The top Republican on the Senate panel in charge of tax policy said the United States will become a second rate nation if top earners have to pay higher taxes.
"The fact of the matter is that you raise those taxes, and see what you're going to get. You let them go up, like the Democrats (want to) let them go up, and we'll more quickly become a second rate nation," Senator Orrin Hatch said Tuesday in an interview with CBS News.
President Obama and Republicans in Congress struck a deal last December to extend for two more years the tax cuts that had been set to expire at the end of last year. The compromise allowed for an extension of tax cuts for all income levels that were a signature of President George W. Bush's administration.
"The Bush tax cuts were proven to be effective in their own way," Hatch, the top Republican on the Senate Finance Committee, told CBS' Nancy Cordes.
Obama had wanted the tax cuts on the wealthiest earners to expire, effectively raising the rate on the top 2 percent of households to 39.6 percent from 33 percent.
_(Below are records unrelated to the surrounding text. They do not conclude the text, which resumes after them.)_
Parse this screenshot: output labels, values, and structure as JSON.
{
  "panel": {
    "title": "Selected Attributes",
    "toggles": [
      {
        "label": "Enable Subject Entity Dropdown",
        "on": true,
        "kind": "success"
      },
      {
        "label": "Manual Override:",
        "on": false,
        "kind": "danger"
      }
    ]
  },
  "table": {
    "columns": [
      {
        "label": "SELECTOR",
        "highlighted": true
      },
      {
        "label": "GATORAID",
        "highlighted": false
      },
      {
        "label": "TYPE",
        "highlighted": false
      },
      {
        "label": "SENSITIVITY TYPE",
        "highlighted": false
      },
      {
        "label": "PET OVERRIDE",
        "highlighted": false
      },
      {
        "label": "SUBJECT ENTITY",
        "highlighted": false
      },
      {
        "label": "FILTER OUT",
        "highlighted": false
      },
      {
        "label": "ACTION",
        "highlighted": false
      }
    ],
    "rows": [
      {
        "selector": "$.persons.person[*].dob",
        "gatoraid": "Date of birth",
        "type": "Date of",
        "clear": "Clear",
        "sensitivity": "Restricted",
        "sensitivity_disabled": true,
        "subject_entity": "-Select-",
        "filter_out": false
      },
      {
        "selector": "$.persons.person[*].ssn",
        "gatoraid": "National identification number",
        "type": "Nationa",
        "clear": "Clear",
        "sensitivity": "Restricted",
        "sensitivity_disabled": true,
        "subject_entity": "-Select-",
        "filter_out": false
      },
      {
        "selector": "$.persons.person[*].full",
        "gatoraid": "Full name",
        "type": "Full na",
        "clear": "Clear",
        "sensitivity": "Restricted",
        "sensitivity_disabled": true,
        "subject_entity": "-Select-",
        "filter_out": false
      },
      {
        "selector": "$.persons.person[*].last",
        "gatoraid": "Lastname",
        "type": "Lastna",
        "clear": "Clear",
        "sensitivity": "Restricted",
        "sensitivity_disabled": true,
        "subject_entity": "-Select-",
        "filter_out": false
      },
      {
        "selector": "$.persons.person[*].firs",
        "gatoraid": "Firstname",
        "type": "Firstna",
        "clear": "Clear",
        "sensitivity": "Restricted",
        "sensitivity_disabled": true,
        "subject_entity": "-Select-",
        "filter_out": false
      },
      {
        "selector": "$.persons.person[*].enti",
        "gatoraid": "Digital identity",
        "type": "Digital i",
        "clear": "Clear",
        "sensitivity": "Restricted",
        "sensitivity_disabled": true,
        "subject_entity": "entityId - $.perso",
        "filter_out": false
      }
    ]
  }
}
Republicans insisted on the lower rates for all earners.
The compromise included an agreement to extend unemployment benefits for 13 months, which Democrats had insisted on over the objection of Republicans.
The conservative Utah senator was sharply critical of the way Obama has been handling the economy and the federal budget, arguing the president had failed to move aggressively to cut government spending.
"They really believe that we can spend our way out of a recession," Hatch said of the president and Democrats in Congress.
President Obama said earlier Tuesday he is confident the U.S. would avoid a double-dip recession, urging Americans to be patient as the economy continued to recover from its low point in 2008.
The Labor Department last week said the economy added just 54,000 jobs in May, the smallest increase in eight months, and the unemployment rate rose to 9.1 percent in May from April's 9.0 percent.
Hatch also expressed support for Rep. Paul Ryan's proposal to transform the fee-for-service Medicare into a voucher system that patients would use to buy subsidized health insurance from private insurers.
"I think he's come up with something that would save Medicare where the president's approach is going to destroy ... Medicare, because they're not doing anything to solve these problems," Hatch said.
His budget proposal has been sharply criticized by Democrats.